The Leopoldina, Germany’s academy of sciences, and the French Académie des Sciences are to collaborate more closely as part of an agreement signed in Paris to commemorate the Elysée Treaty.
The Elysée treaty, signed 50 years ago, states that Germany and France should cooperate on international issues, to end post-war mistrust and competitiveness between the two countries. Like the treaty, the deal signed between the Leopoldina and its French counterpart will enable the two academies to present a united front in international science negotiations.
“Both academies unite excellent researchers,” said Jörg Hacker, the president of the Leopoldina, after signing the agreement. “The cooperation between both academies is important to make sure their knowledge is recognised and respected internationally, for example during EU or G8 decisions.”

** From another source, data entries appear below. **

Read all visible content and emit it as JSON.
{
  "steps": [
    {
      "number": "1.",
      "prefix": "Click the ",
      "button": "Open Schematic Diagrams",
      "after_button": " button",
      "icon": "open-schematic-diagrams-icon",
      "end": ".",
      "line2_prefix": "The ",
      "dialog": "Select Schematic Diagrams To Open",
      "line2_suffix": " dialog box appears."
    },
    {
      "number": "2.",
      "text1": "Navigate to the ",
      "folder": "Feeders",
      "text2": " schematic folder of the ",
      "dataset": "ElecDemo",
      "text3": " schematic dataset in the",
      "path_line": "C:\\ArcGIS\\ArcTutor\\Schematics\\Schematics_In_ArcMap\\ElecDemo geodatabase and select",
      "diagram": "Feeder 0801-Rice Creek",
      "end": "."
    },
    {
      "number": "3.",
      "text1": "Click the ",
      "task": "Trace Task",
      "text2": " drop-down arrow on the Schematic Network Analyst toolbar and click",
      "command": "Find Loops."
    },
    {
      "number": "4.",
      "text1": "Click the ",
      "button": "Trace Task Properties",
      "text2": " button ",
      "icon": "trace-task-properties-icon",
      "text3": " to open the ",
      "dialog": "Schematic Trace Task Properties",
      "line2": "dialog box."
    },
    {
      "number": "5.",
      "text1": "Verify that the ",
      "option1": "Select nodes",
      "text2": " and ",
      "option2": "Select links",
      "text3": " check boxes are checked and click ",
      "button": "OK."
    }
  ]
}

As part of the agreement, the two academies will develop joint statements on scientific issues, hold joint conferences and issue joint recommendations for governments. France’s Philippe Taquet, the president of the Académie des Sciences, will look after the French contribution to the partnership.